Web page and app entries
========

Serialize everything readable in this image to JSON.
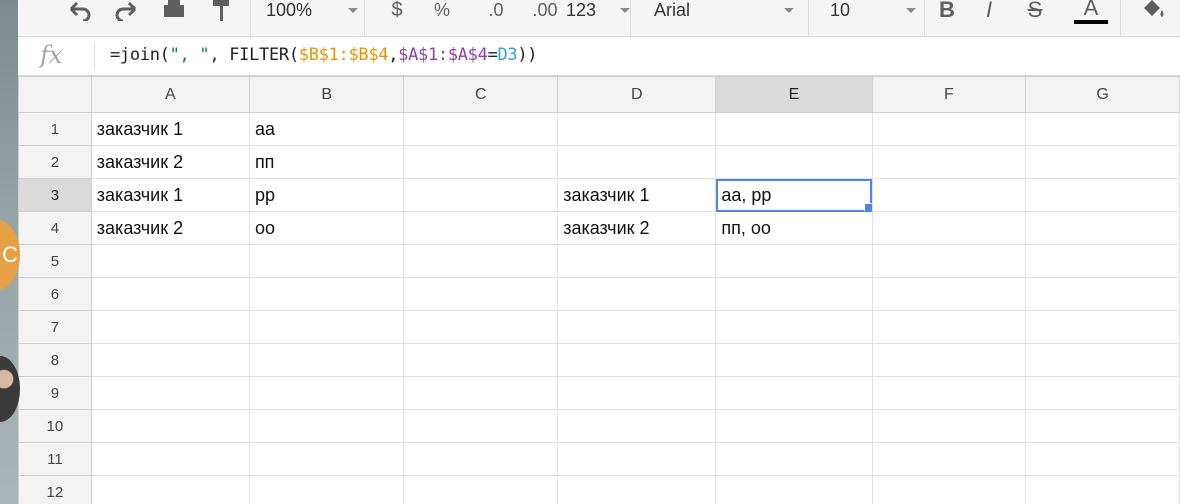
{
  "toolbar": {
    "zoom": "100%",
    "currency": "$",
    "percent": "%",
    "decrease_decimals": ".0",
    "increase_decimals": ".00",
    "number_format": "123",
    "font": "Arial",
    "font_size": "10",
    "bold": "B",
    "italic": "I",
    "strikethrough": "S",
    "text_color": "A",
    "icons": [
      "undo-icon",
      "redo-icon",
      "print-icon",
      "paint-format-icon",
      "paint-bucket-icon"
    ]
  },
  "formula_bar": {
    "label": "fx",
    "parts": [
      "=join(",
      "\", \"",
      ", FILTER(",
      "$B$1:$B$4",
      ",",
      "$A$1:$A$4",
      "=",
      "D3",
      "))"
    ]
  },
  "columns": [
    "A",
    "B",
    "C",
    "D",
    "E",
    "F",
    "G"
  ],
  "rows": [
    "1",
    "2",
    "3",
    "4",
    "5",
    "6",
    "7",
    "8",
    "9",
    "10",
    "11",
    "12"
  ],
  "cells": [
    [
      "заказчик 1",
      "аа",
      "",
      "",
      "",
      "",
      ""
    ],
    [
      "заказчик 2",
      "пп",
      "",
      "",
      "",
      "",
      ""
    ],
    [
      "заказчик 1",
      "рр",
      "",
      "заказчик 1",
      "аа, рр",
      "",
      ""
    ],
    [
      "заказчик 2",
      "оо",
      "",
      "заказчик 2",
      "пп, оо",
      "",
      ""
    ],
    [
      "",
      "",
      "",
      "",
      "",
      "",
      ""
    ],
    [
      "",
      "",
      "",
      "",
      "",
      "",
      ""
    ],
    [
      "",
      "",
      "",
      "",
      "",
      "",
      ""
    ],
    [
      "",
      "",
      "",
      "",
      "",
      "",
      ""
    ],
    [
      "",
      "",
      "",
      "",
      "",
      "",
      ""
    ],
    [
      "",
      "",
      "",
      "",
      "",
      "",
      ""
    ],
    [
      "",
      "",
      "",
      "",
      "",
      "",
      ""
    ],
    [
      "",
      "",
      "",
      "",
      "",
      "",
      ""
    ]
  ],
  "selected_cell": "E3",
  "left_badge": "C",
  "colors": {
    "selection": "#4a86e8",
    "formula_string": "#0a8a2a",
    "range_b": "#e69500",
    "range_a": "#8e3fb0",
    "ref_d3": "#2aa6c9"
  }
}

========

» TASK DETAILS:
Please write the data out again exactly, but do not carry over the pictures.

» WRITTEN SOLUTION:
Serialize everything readable in this image to JSON.
{
  "toolbar": {
    "zoom": "100%",
    "currency": "$",
    "percent": "%",
    "decrease_decimals": ".0",
    "increase_decimals": ".00",
    "number_format": "123",
    "font": "Arial",
    "font_size": "10",
    "bold": "B",
    "italic": "I",
    "strikethrough": "S",
    "text_color": "A",
    "icons": [
      "undo-icon",
      "redo-icon",
      "print-icon",
      "paint-format-icon",
      "paint-bucket-icon"
    ]
  },
  "formula_bar": {
    "label": "fx",
    "parts": [
      "=join(",
      "\", \"",
      ", FILTER(",
      "$B$1:$B$4",
      ",",
      "$A$1:$A$4",
      "=",
      "D3",
      "))"
    ]
  },
  "columns": [
    "A",
    "B",
    "C",
    "D",
    "E",
    "F",
    "G"
  ],
  "rows": [
    "1",
    "2",
    "3",
    "4",
    "5",
    "6",
    "7",
    "8",
    "9",
    "10",
    "11",
    "12"
  ],
  "cells": [
    [
      "заказчик 1",
      "аа",
      "",
      "",
      "",
      "",
      ""
    ],
    [
      "заказчик 2",
      "пп",
      "",
      "",
      "",
      "",
      ""
    ],
    [
      "заказчик 1",
      "рр",
      "",
      "заказчик 1",
      "аа, рр",
      "",
      ""
    ],
    [
      "заказчик 2",
      "оо",
      "",
      "заказчик 2",
      "пп, оо",
      "",
      ""
    ],
    [
      "",
      "",
      "",
      "",
      "",
      "",
      ""
    ],
    [
      "",
      "",
      "",
      "",
      "",
      "",
      ""
    ],
    [
      "",
      "",
      "",
      "",
      "",
      "",
      ""
    ],
    [
      "",
      "",
      "",
      "",
      "",
      "",
      ""
    ],
    [
      "",
      "",
      "",
      "",
      "",
      "",
      ""
    ],
    [
      "",
      "",
      "",
      "",
      "",
      "",
      ""
    ],
    [
      "",
      "",
      "",
      "",
      "",
      "",
      ""
    ],
    [
      "",
      "",
      "",
      "",
      "",
      "",
      ""
    ]
  ],
  "selected_cell": "E3",
  "left_badge": "C",
  "colors": {
    "selection": "#4a86e8",
    "formula_string": "#0a8a2a",
    "range_b": "#e69500",
    "range_a": "#8e3fb0",
    "ref_d3": "#2aa6c9"
  }
}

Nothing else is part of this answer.